However it is important to keep in mind that unlike Google, Apple, Sony, or Microsoft, Nintendo doesn't make it easy to share games across your devices. Your system settings and digitally downloaded games won't automatically show up on your new console, because they're not tied to your Nintendo account. Instead, they're tied to the hardware. This makes transferring data cumbersome, and it is mandatory to have your older 3DS along with you to shift the data to the new one. Here's what you need to know to get this done. You'll need a working Internet connection using Wi-Fi, along with SD or MicroSD cards in both consoles, and of course, the two 3DS units.
1. Turn on both systems.
2. On both consoles to System Settings, then Other Settings.
3. Choose System Transfer. The systems will now connect to the Internet.
4. Tap on Transfer Between Nintendo 3DS Systems.
5. On the old 3DS that you are transferring data from, choose Send from this System.
6. On the New 3DS that you want to move the data to, select Receive from a Nintendo 3DS System.
7. Follow the prompts on both devices, select Move, and wait for the transfer. This can take a while.
8. Once complete, the devices will ask if it's okay to restart. Tap Yes.
9. If you had a preinstalled game on the new system prior to the transfer, you may need to download it again from the eShop.
Once this is done, all your settings and downloaded games will be available on your New 3DS, and disabled on the old one. The digital games you have can only be on one system at a time - that means that after you transfer them to the New 3DS, you won't be able to play them on your old handheld. It's a somewhat anachronistic system, and one we hope Nintendo will address at some point, because with this setup, buying physical games makes much more sense. That way, even if your hardware stops working, your games are still safe.

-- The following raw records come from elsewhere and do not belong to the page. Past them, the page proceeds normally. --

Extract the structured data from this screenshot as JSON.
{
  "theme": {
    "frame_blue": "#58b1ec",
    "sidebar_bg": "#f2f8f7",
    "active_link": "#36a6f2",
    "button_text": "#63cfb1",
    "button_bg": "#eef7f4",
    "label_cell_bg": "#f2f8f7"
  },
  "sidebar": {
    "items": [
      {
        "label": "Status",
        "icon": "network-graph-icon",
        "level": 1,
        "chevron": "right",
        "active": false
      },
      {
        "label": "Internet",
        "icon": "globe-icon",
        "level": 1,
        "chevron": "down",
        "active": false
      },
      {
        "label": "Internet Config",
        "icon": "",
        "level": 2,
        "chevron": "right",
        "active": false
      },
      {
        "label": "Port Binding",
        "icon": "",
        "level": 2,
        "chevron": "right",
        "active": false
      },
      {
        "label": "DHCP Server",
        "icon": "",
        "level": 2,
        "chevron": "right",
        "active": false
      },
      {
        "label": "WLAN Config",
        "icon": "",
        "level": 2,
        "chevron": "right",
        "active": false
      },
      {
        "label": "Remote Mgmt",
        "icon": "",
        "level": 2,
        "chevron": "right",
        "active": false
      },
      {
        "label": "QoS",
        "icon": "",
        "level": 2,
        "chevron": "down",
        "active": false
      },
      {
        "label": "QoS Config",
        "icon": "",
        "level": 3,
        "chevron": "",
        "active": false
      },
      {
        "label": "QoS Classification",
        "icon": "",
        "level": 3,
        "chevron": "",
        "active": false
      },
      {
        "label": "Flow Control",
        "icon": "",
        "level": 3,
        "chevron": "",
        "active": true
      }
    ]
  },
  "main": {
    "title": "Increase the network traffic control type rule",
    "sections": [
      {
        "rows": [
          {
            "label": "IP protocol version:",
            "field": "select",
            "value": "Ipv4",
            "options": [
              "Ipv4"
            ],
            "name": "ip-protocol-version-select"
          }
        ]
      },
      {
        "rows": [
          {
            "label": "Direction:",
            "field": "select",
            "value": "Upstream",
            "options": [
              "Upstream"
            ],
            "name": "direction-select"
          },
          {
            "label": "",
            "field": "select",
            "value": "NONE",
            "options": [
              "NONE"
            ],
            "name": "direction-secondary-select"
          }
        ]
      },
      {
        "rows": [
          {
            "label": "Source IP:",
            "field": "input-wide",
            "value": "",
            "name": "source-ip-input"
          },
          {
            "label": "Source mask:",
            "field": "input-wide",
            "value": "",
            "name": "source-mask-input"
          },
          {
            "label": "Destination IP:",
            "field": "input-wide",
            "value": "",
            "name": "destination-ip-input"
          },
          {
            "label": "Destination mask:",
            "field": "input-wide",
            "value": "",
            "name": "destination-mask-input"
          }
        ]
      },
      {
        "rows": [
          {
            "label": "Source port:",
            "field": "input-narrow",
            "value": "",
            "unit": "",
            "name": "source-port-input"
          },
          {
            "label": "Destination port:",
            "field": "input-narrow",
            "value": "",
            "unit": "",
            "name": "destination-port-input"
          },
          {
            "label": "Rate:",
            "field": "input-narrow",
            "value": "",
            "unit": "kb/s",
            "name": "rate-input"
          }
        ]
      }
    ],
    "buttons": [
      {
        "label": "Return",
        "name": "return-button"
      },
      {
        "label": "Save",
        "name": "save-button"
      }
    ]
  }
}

Do you have a Nintendo 3DS? Are you considering upgrading to the New 3DS? Tell us via the comments.